*** Begin section ***

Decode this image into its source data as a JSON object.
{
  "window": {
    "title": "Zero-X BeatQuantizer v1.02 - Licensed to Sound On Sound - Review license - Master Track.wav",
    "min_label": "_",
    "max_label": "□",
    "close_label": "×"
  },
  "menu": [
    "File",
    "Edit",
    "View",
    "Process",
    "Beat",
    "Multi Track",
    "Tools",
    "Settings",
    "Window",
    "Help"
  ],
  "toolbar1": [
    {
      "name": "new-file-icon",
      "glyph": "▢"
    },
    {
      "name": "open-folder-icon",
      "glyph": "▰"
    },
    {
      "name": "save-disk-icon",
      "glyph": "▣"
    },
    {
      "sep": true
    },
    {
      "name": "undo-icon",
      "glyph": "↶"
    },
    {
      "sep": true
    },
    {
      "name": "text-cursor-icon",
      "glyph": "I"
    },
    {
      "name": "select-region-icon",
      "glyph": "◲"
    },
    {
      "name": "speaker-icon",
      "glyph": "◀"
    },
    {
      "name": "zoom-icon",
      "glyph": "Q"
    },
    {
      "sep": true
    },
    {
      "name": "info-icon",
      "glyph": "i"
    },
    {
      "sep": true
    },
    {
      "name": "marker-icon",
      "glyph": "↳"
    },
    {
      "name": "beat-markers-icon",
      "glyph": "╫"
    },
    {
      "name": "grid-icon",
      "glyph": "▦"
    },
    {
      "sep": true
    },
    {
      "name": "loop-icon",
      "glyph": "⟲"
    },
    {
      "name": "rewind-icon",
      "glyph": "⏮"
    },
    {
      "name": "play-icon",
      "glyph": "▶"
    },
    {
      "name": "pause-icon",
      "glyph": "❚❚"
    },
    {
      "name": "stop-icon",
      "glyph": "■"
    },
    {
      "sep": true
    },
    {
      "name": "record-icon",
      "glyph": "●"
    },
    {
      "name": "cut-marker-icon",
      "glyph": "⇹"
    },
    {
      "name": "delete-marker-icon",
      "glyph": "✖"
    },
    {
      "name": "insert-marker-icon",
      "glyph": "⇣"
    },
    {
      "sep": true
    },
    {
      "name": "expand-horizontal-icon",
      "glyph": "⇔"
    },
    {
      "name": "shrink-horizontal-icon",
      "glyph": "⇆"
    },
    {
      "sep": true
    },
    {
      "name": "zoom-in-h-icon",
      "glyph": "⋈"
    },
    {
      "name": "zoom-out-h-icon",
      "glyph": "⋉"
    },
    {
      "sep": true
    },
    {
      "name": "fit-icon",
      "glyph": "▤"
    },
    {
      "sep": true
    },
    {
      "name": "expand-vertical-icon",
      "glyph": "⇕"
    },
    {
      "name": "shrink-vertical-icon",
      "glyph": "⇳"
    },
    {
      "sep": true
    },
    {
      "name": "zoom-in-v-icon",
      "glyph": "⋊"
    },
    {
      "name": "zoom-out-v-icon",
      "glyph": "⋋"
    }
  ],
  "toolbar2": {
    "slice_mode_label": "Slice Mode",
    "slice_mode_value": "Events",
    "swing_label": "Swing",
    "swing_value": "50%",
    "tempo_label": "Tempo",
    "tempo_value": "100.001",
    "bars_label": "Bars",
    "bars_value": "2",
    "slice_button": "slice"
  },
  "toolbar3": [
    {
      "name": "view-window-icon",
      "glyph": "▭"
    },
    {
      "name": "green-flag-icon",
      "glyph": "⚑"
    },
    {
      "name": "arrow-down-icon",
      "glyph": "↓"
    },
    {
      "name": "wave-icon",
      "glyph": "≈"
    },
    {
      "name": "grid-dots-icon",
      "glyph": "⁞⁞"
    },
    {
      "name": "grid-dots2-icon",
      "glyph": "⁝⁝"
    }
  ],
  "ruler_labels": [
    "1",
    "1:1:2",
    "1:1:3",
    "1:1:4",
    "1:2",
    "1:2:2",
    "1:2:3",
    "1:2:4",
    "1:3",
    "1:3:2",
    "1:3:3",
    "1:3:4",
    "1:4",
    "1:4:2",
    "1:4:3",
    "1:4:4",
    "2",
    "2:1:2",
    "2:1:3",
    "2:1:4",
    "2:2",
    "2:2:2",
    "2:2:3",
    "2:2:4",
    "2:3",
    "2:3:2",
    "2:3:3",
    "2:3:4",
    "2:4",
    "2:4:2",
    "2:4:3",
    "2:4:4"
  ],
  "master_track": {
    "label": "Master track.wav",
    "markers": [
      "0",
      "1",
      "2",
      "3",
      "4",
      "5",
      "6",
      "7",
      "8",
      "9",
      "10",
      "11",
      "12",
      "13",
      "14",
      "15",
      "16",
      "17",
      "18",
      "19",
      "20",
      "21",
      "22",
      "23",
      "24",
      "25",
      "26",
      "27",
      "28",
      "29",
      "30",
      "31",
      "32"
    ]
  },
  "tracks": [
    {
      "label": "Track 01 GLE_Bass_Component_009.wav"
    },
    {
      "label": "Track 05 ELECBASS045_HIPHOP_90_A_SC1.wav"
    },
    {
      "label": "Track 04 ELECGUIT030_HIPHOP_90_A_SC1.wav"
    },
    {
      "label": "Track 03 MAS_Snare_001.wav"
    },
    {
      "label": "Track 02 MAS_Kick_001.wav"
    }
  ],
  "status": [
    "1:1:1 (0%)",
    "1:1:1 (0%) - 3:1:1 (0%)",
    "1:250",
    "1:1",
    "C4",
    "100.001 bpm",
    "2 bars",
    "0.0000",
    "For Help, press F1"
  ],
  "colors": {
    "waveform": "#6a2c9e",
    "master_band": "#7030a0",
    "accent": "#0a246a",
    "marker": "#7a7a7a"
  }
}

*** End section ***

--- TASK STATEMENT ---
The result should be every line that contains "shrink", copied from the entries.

--- OUTPUT FOR THIS EXERCISE ---
      "name": "shrink-horizontal-icon",
      "name": "shrink-vertical-icon",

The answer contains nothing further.